“All My Sons” was Miller’s second play. The first, “The Man Who Had All the Luck,” was a dismal failure and closed on Broadway after just four shows in 1944. Miller reportedly said that if he failed again with his second play, he was “going to find some other line of work.”
“All My Sons,” however, was a huge success, winning three 1947 Tony Awards, the first year of that competition, as well as the New York Drama Critics’ Circle Award over Eugene O’Neill’s “The Iceman Cometh.”
“Seeing [‘All My Sons’] as a kid was probably what got me interested in becoming an actor,” said McCullough. “I kind of put it aside for many years, but when I picked it up again I was amazed at just how structurally sound it is. The story is so good and the characters are so well drawn.”
Braucher’s first exposure to Miller was when his high school drama club did a production of “Death of a Salesman.”
“I’ve been aware of Miller for decades and have loved his stuff, but working on this play has really been a wonderful experience,” said Braucher. “It’s been great fun to explore what he did with this play, and it’s also been great working with such a talented and brave bunch of people at Hubbard Hall. We’re taking risks here, and I feel privileged to be a part of it.”

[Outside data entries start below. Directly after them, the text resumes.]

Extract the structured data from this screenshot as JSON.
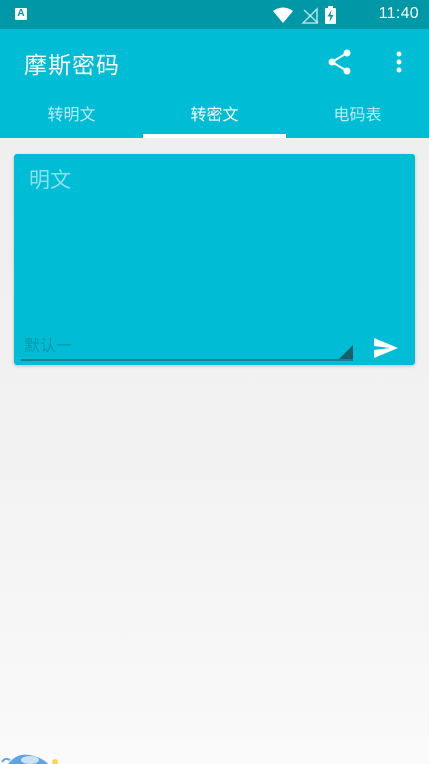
{
  "status_bar": {
    "notification_icon": "app-store-icon",
    "notification_glyph": "A",
    "icons": [
      "wifi-icon",
      "no-signal-icon",
      "battery-charging-icon"
    ],
    "time": "11:40"
  },
  "app_bar": {
    "title": "摩斯密码",
    "actions": [
      "share-icon",
      "more-vert-icon"
    ]
  },
  "tabs": [
    {
      "label": "转明文",
      "active": false
    },
    {
      "label": "转密文",
      "active": true
    },
    {
      "label": "电码表",
      "active": false
    }
  ],
  "card": {
    "text": "明文",
    "input_hint": "默认一",
    "send_icon": "send-icon"
  },
  "colors": {
    "primary": "#00bcd4",
    "primary_dark": "#0097a7",
    "background": "#eeeeee",
    "indicator": "#ffffff"
  }
}
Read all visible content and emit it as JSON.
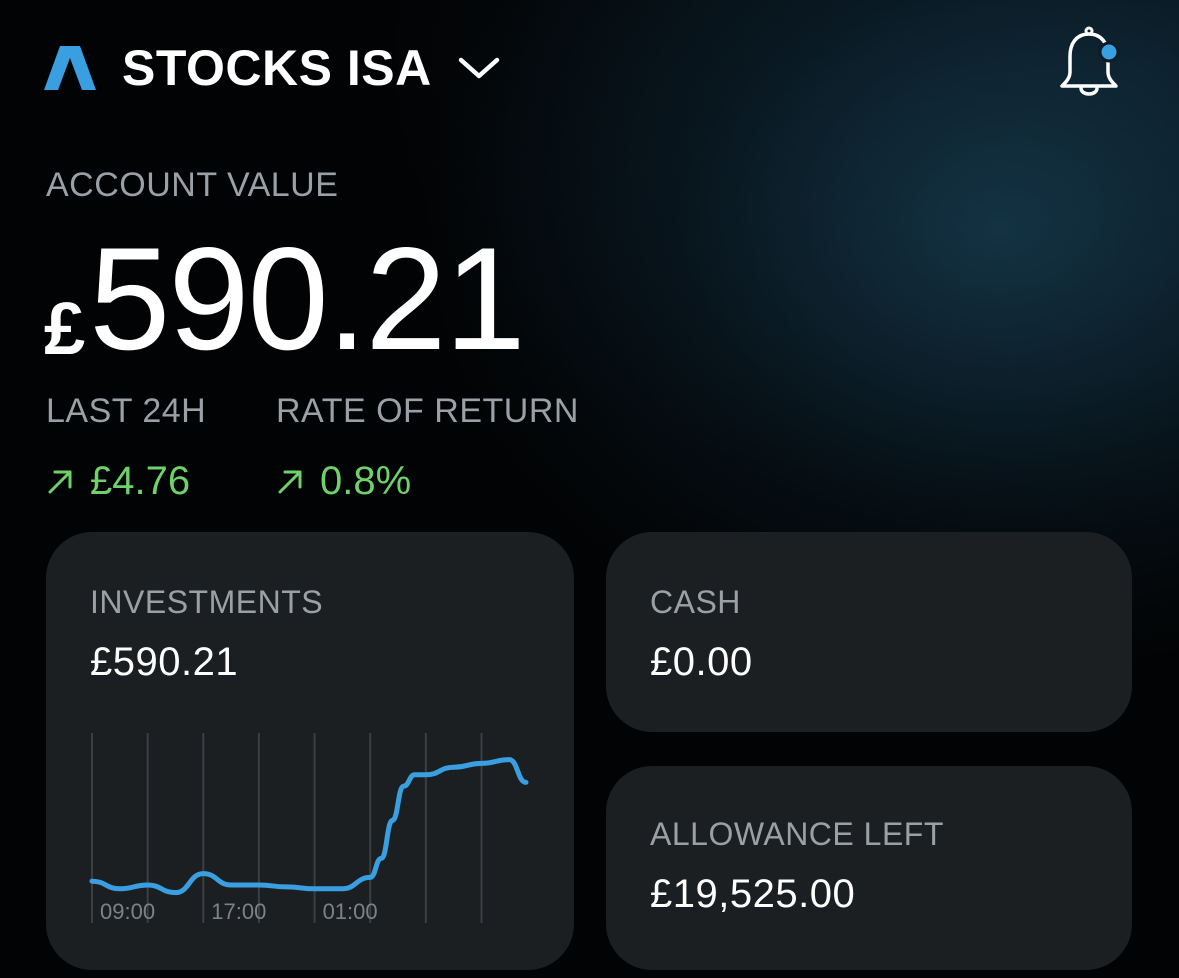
{
  "header": {
    "account_title": "STOCKS ISA",
    "logo_icon": "triangle-a-logo",
    "chevron_icon": "chevron-down-icon",
    "bell_icon": "bell-icon",
    "has_notification": true
  },
  "account": {
    "label": "ACCOUNT VALUE",
    "currency": "£",
    "amount": "590.21"
  },
  "stats": {
    "last24h": {
      "label": "LAST 24H",
      "value": "£4.76",
      "direction": "up"
    },
    "rate_of_return": {
      "label": "RATE OF RETURN",
      "value": "0.8%",
      "direction": "up"
    }
  },
  "cards": {
    "investments": {
      "label": "INVESTMENTS",
      "value": "£590.21"
    },
    "cash": {
      "label": "CASH",
      "value": "£0.00"
    },
    "allowance": {
      "label": "ALLOWANCE LEFT",
      "value": "£19,525.00"
    }
  },
  "colors": {
    "accent_blue": "#3a9fe0",
    "positive_green": "#6fd16a",
    "card_bg": "#1c1f22",
    "label_grey": "#9aa0a6"
  },
  "chart_data": {
    "type": "line",
    "x_tick_labels": [
      "09:00",
      "17:00",
      "01:00"
    ],
    "x": [
      0,
      0.5,
      1,
      1.5,
      2,
      2.5,
      3,
      3.5,
      4,
      4.5,
      5,
      5.2,
      5.4,
      5.6,
      5.8,
      6,
      6.5,
      7,
      7.5,
      7.8
    ],
    "series": [
      {
        "values": [
          588.6,
          588.4,
          588.5,
          588.3,
          588.8,
          588.5,
          588.5,
          588.45,
          588.4,
          588.4,
          588.7,
          589.2,
          590.2,
          591.1,
          591.4,
          591.4,
          591.6,
          591.7,
          591.8,
          591.2
        ]
      }
    ],
    "ylim": [
      587.5,
      592.5
    ],
    "xlim": [
      0,
      7.8
    ],
    "gridlines_x": [
      0,
      1,
      2,
      3,
      4,
      5,
      6,
      7
    ],
    "line_color": "#3a9fe0",
    "grid": true
  }
}
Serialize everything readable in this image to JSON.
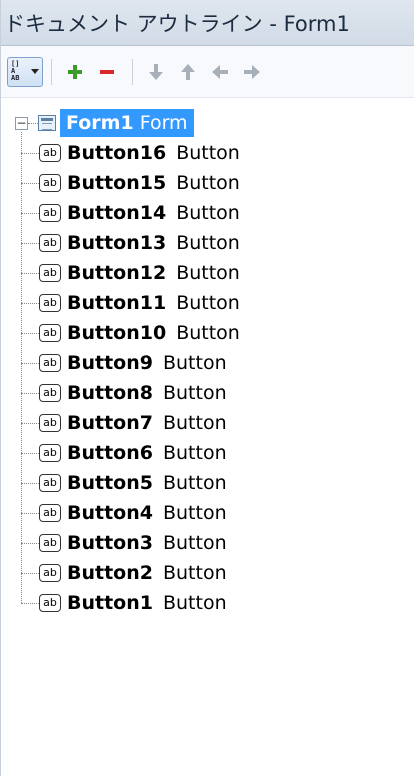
{
  "window": {
    "title": "ドキュメント アウトライン - Form1"
  },
  "toolbar": {
    "view_dropdown_icon": "view-options-icon",
    "buttons": [
      {
        "name": "add-button",
        "icon": "plus-icon",
        "color": "#3a9a2a"
      },
      {
        "name": "remove-button",
        "icon": "minus-icon",
        "color": "#d8262d"
      },
      {
        "name": "move-down-button",
        "icon": "arrow-down-icon"
      },
      {
        "name": "move-up-button",
        "icon": "arrow-up-icon"
      },
      {
        "name": "move-left-button",
        "icon": "arrow-left-icon"
      },
      {
        "name": "move-right-button",
        "icon": "arrow-right-icon"
      }
    ]
  },
  "tree": {
    "root": {
      "expander": "−",
      "name": "Form1",
      "type": "Form",
      "selected": true
    },
    "children": [
      {
        "icon": "ab",
        "name": "Button16",
        "type": "Button"
      },
      {
        "icon": "ab",
        "name": "Button15",
        "type": "Button"
      },
      {
        "icon": "ab",
        "name": "Button14",
        "type": "Button"
      },
      {
        "icon": "ab",
        "name": "Button13",
        "type": "Button"
      },
      {
        "icon": "ab",
        "name": "Button12",
        "type": "Button"
      },
      {
        "icon": "ab",
        "name": "Button11",
        "type": "Button"
      },
      {
        "icon": "ab",
        "name": "Button10",
        "type": "Button"
      },
      {
        "icon": "ab",
        "name": "Button9",
        "type": "Button"
      },
      {
        "icon": "ab",
        "name": "Button8",
        "type": "Button"
      },
      {
        "icon": "ab",
        "name": "Button7",
        "type": "Button"
      },
      {
        "icon": "ab",
        "name": "Button6",
        "type": "Button"
      },
      {
        "icon": "ab",
        "name": "Button5",
        "type": "Button"
      },
      {
        "icon": "ab",
        "name": "Button4",
        "type": "Button"
      },
      {
        "icon": "ab",
        "name": "Button3",
        "type": "Button"
      },
      {
        "icon": "ab",
        "name": "Button2",
        "type": "Button"
      },
      {
        "icon": "ab",
        "name": "Button1",
        "type": "Button"
      }
    ]
  },
  "colors": {
    "selection": "#3399ff",
    "titlebar": "#d8e0ea"
  }
}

Joining Braucher in the cast are Joan Coombs as Joe’s wife, Josh Bywater as his son Chris, and Melissa Herion as Ann, his daughter-in-law. For McCullough, the Hubbard Hall production of “All My Sons” is his first professional experience as a director.
“I am very happy being an actor, but I’ve pondered directing before as most actors do,” said McCullough, who was in the national touring production of “12 Angry Men” with Richard Thomas. “This is my first real gig as a director, and it’s been fascinating being on the other side of the table. It’s been fun to create a rehearsal experience that I would want to be part of as an actor, and to be able to work with such a talented cast. We’re really exploring the play together, and looking for new things that the story and the characters might provide.”
For Braucher, trying to gain insight into the psyche of Joe Keller has been a great ride.
“He came up from impoverished origins, was put to work at the age of 10 to earn his keep, and then made his way in the world, becoming very successful,” he said. “He wasn’t well-educated and he had to work hard all his life. When his one son dies in a plane crash during World War II, he becomes even more devoted to his other son. He brings the business through the Great Depression and then gets a lucrative military contract when the war begins. Then, because he’s so concerned about his family, he makes one bad decision and then another.”
When the play opens in the Kellers’ backyard, Joe has already made his two bad decisions.
“The story is about what the son believes and then what he finds out to be the truth,” McCullough said. “The focus of the story is about the dynamics between the four main characters, and they’re all fascinating people. The play also resonates today as a contemporary piece. We are a warring nation, and we continue to send off our best and brightest, and those of us who sit at home are usually disassociated from the reality of war and the costs to people and what it does to them. And, there are people who make money on war, just like Joe Keller.”